Sheepy-T—an LLM running on an iPhone. Kevin Kwok has a video on Twitter demonstrating Sheepy-T—his iPhone app which runs a full instruction-tuned large language model, based on EleutherAI’s GPT-J, entirely on an iPhone 14. I applied for the TestFlight beta and I have this running on my phone now: it works! # 11th April 2023, 5:54 pm
The AI singularity is here. Can’t say I’m a fan of the headline, but the subhead “The time to figure out how to use generative AI and large language models in your code is now” is much more illustrative of the story. I’m referred to in this one as “One of the most outspoken advocates for LLM-enhanced development” which is a bit of a surprise! # 10th April 2023, 7:17 pm
AI is flooding the workplace, and workers love it. The microwave kiln pottery project I helped Natalie with gets a mention in this story about people who are putting AI tools to use. # 10th April 2023, 7:15 pm
Thoughts on AI safety in this era of increasingly powerful open source LLMs
This morning, VentureBeat published a story by Sharon Goldman: With a wave of new LLMs, open source AI is having a moment — and a red-hot debate. It covers the explosion in activity around openly available Large Language Models such as LLaMA—a trend I’ve been tracking in my own series LLMs on personal devices—and talks about their implications with respect to AI safety.[... 781 words]
The Changelog podcast: LLMs break the internet
I’m the guest on the latest episode of The Changelog podcast: LLMs break the internet. It’s a follow-up to the episode we recorded six months ago about Stable Diffusion.[... 416 words]
The progress in AI has allowed things like taking down hate speech more efficiently—and this is due entirely to large language models. Because we have large language models [...] we can do a better job than we ever could in detecting hate speech in most languages in the world. That was impossible before.
— Yann LeCun # 7th April 2023, 7:32 pm
We need to tell people ChatGPT will lie to them, not debate linguistics

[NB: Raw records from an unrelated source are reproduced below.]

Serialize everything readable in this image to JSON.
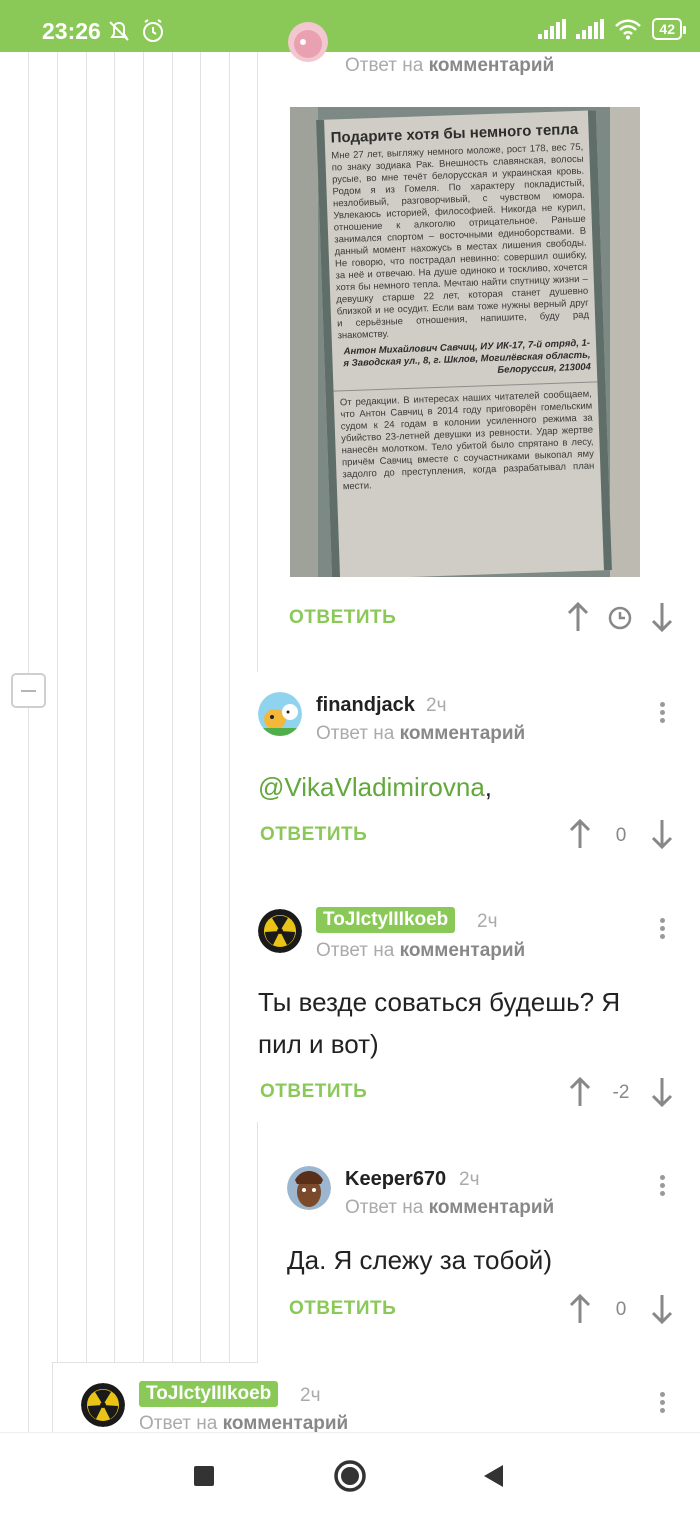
{
  "status_bar": {
    "time": "23:26",
    "battery": "42",
    "accent_color": "#8ac858"
  },
  "comments": [
    {
      "reply_prefix": "Ответ на",
      "reply_target": "комментарий",
      "reply_label": "ОТВЕТИТЬ",
      "has_image": true
    },
    {
      "username": "finandjack",
      "time": "2ч",
      "reply_prefix": "Ответ на",
      "reply_target": "комментарий",
      "mention": "@VikaVladimirovna",
      "text_after_mention": ",",
      "reply_label": "ОТВЕТИТЬ",
      "rating": "0"
    },
    {
      "username": "ToJIctyIIIkoeb",
      "time": "2ч",
      "reply_prefix": "Ответ на",
      "reply_target": "комментарий",
      "text": "Ты везде соваться будешь? Я пил и вот)",
      "reply_label": "ОТВЕТИТЬ",
      "rating": "-2"
    },
    {
      "username": "Keeper670",
      "time": "2ч",
      "reply_prefix": "Ответ на",
      "reply_target": "комментарий",
      "text": "Да. Я слежу за тобой)",
      "reply_label": "ОТВЕТИТЬ",
      "rating": "0"
    },
    {
      "username": "ToJIctyIIIkoeb",
      "time": "2ч",
      "reply_prefix": "Ответ на",
      "reply_target": "комментарий"
    }
  ],
  "newspaper": {
    "headline": "Подарите хотя бы немного тепла",
    "body": "Мне 27 лет, выгляжу немного моложе, рост 178, вес 75, по знаку зодиака Рак. Внешность славянская, волосы русые, во мне течёт белорусская и украинская кровь. Родом я из Гомеля. По характеру покладистый, незлобивый, разговорчивый, с чувством юмора. Увлекаюсь историей, философией. Никогда не курил, отношение к алкоголю отрицательное. Раньше занимался спортом – восточными единоборствами. В данный момент нахожусь в местах лишения свободы. Не говорю, что пострадал невинно: совершил ошибку, за неё и отвечаю. На душе одиноко и тоскливо, хочется хотя бы немного тепла. Мечтаю найти спутницу жизни – девушку старше 22 лет, которая станет душевно близкой и не осудит. Если вам тоже нужны верный друг и серьёзные отношения, напишите, буду рад знакомству.",
    "signature": "Антон Михайлович Савчиц, ИУ ИК-17, 7-й отряд, 1-я Заводская ул., 8, г. Шклов, Могилёвская область, Белоруссия, 213004",
    "editorial": "От редакции. В интересах наших читателей сообщаем, что Антон Савчиц в 2014 году приговорён гомельским судом к 24 годам в колонии усиленного режима за убийство 23-летней девушки из ревности. Удар жертве нанесён молотком. Тело убитой было спрятано в лесу, причём Савчиц вместе с соучастниками выкопал яму задолго до преступления, когда разрабатывал план мести."
  }
}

ChatGPT lies to people. This is a serious bug that has so far resisted all attempts at a fix. We need to prioritize helping people understand this, not debating the most precise terminology to use to describe it.[... 1174 words]

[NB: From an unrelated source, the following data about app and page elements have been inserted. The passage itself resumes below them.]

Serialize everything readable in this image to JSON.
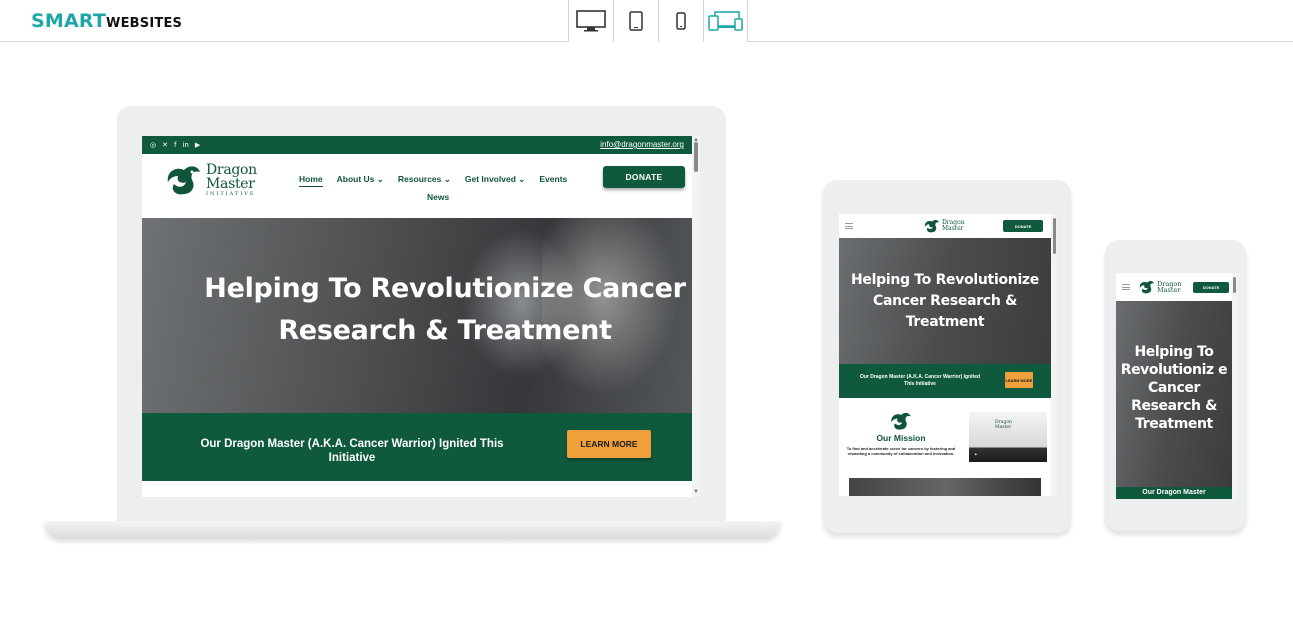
{
  "brand": {
    "part1": "SMART",
    "part2": "WEBSITES"
  },
  "device_switcher": [
    {
      "icon": "desktop-icon"
    },
    {
      "icon": "tablet-icon"
    },
    {
      "icon": "phone-icon"
    },
    {
      "icon": "responsive-icon",
      "active": true
    }
  ],
  "colors": {
    "brand_teal": "#1fa7a8",
    "site_green": "#0f5a3c",
    "cta_orange": "#efa03a"
  },
  "site": {
    "email": "info@dragonmaster.org",
    "socials": [
      "instagram-icon",
      "x-icon",
      "facebook-icon",
      "linkedin-icon",
      "youtube-icon"
    ],
    "logo": {
      "line1": "Dragon",
      "line2": "Master",
      "line3": "INITIATIVE"
    },
    "menu": [
      "Home",
      "About Us",
      "Resources",
      "Get Involved",
      "Events"
    ],
    "menu_second_row": "News",
    "donate": "DONATE",
    "hero_title": "Helping To Revolutionize Cancer Research & Treatment",
    "banner_text": "Our Dragon Master (A.K.A. Cancer Warrior) Ignited This Initiative",
    "learn_more": "LEARN MORE",
    "mission_title": "Our Mission",
    "mission_text": "To find and accelerate cures for cancers by fostering and rewarding a community of collaboration and innovation."
  },
  "phone": {
    "hero_title": "Helping To Revolutioniz e Cancer Research & Treatment",
    "banner_text": "Our Dragon Master"
  }
}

For example, if you prompt GPT-3 with “Mary had a,” it usually completes the sentence with “little lamb.” That’s because there are probably thousands of examples of “Mary had a little lamb” in GPT-3’s training data set, making it a sensible completion. But if you add more context in the prompt, such as “In the hospital, Mary had a,” the result will change and return words like “baby” or “series of tests.”
— Benj Edwards # 7th April 2023, 3:36 am
Why ChatGPT and Bing Chat are so good at making things up. I helped review this deep dive by Benj Edwards for Ars Technica into the hallucination/confabulation problem with ChatGPT and other LLMs, which is attracting increasing attention thanks to stories like the recent defamation complaints against ChatGPT. This article explains why this is happening and talks to various experts about potential solutions. # 7th April 2023, 3:33 am
[On AI-assisted programming] I feel like I got a small army of competent hackers to both do my bidding and to teach me as I go. It’s just pure delight and magic.
It’s riding a bike downhill and playing with legos and having a great coach and finishing a project all at once.
— Matt Bateman # 5th April 2023, 11:50 pm